The balance between excitation and inhibition is essential for maintaining proper brain function in the central nervous system. Inhibitory synaptic transmission plays an important role in maintaining this balance. Inhibitory synaptic transmission faces greater kinetic demands than excitatory synaptic transmission, yet remains less well understood. In particular, the dynamics and exocytosis of single inhibitory vesicles have not been investigated due to both technical and practical limitations. Using quantum dots (QDs)-conjugated antibodies against the luminal domain of the vesicular GABA transporter (VGAT) to selectively label single GABAergic inhibitory vesicles and dual-focus imaging optics, we tracked single inhibitory vesicles up to the moment of exocytosis (i.e., fusion) in three dimensions in real time. Using three-dimensional trajectories, we found that the total travel length before fusion of inhibitory synaptic vesicles was smaller than that of synaptotagmin-1 (Syt1)-labeled vesicles.
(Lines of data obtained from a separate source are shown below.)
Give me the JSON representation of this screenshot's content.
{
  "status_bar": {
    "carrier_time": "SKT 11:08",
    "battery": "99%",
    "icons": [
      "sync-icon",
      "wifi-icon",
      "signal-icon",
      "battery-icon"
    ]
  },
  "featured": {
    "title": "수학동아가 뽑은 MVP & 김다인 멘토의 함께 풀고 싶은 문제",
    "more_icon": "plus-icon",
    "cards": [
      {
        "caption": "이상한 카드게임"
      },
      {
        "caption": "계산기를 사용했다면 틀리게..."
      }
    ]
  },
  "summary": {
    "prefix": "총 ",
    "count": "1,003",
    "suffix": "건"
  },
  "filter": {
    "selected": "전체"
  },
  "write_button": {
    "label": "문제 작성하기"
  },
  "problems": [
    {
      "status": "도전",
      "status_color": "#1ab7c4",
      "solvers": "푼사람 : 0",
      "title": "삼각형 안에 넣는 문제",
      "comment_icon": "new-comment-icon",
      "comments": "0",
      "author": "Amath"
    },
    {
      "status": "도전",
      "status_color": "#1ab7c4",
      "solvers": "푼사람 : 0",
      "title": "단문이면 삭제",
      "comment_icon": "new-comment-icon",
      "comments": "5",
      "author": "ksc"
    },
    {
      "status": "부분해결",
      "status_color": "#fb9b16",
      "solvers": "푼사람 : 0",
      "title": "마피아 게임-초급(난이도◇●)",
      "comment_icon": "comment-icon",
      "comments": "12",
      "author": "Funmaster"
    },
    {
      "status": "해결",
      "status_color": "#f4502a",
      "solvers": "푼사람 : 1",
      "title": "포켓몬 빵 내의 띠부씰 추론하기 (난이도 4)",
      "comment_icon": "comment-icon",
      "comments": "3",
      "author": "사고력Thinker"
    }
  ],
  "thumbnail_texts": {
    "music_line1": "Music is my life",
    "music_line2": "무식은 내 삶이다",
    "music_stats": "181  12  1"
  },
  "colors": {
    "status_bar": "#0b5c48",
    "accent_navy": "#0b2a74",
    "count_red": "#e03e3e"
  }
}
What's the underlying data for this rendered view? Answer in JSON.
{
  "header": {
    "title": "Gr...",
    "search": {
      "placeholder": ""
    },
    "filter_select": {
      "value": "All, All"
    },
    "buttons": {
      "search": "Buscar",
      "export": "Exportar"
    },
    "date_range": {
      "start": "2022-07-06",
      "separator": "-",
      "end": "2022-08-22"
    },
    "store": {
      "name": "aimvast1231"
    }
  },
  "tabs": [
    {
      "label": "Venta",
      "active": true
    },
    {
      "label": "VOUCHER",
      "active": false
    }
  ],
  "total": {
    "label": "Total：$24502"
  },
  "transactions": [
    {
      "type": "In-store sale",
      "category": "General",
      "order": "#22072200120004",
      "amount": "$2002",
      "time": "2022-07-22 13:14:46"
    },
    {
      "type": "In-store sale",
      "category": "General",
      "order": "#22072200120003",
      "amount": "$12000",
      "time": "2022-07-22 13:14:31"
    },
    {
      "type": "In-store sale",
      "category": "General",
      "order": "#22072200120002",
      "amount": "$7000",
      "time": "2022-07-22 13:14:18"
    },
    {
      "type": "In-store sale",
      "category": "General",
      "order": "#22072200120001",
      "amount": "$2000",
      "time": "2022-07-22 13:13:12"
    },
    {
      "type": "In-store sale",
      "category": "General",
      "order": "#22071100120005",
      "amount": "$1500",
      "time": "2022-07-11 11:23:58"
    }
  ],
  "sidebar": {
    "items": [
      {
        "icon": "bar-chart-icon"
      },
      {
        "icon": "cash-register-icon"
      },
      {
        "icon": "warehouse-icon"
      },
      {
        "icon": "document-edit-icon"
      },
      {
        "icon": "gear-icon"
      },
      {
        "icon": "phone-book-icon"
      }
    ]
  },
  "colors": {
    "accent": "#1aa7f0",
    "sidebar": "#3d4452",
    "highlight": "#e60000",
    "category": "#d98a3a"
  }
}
Fusion times of inhibitory vesicles were shorter compared with those of Syt1-labeled vesicles. We also found a close relationship between release probability to the proximity to fusion sites and total travel length of inhibitory synaptic vesicles. Furthermore, inhibitory synaptic vesicles exhibited a higher prevalence of kiss-and-run fusion than Syt1-labeled vesicles. Thus, our results showed that inhibitory synaptic vesicles have the unique dynamics and fusion properties that facilitate their ability to support fast synaptic inhibition.
bioRxiv Subject Collection: Neuroscience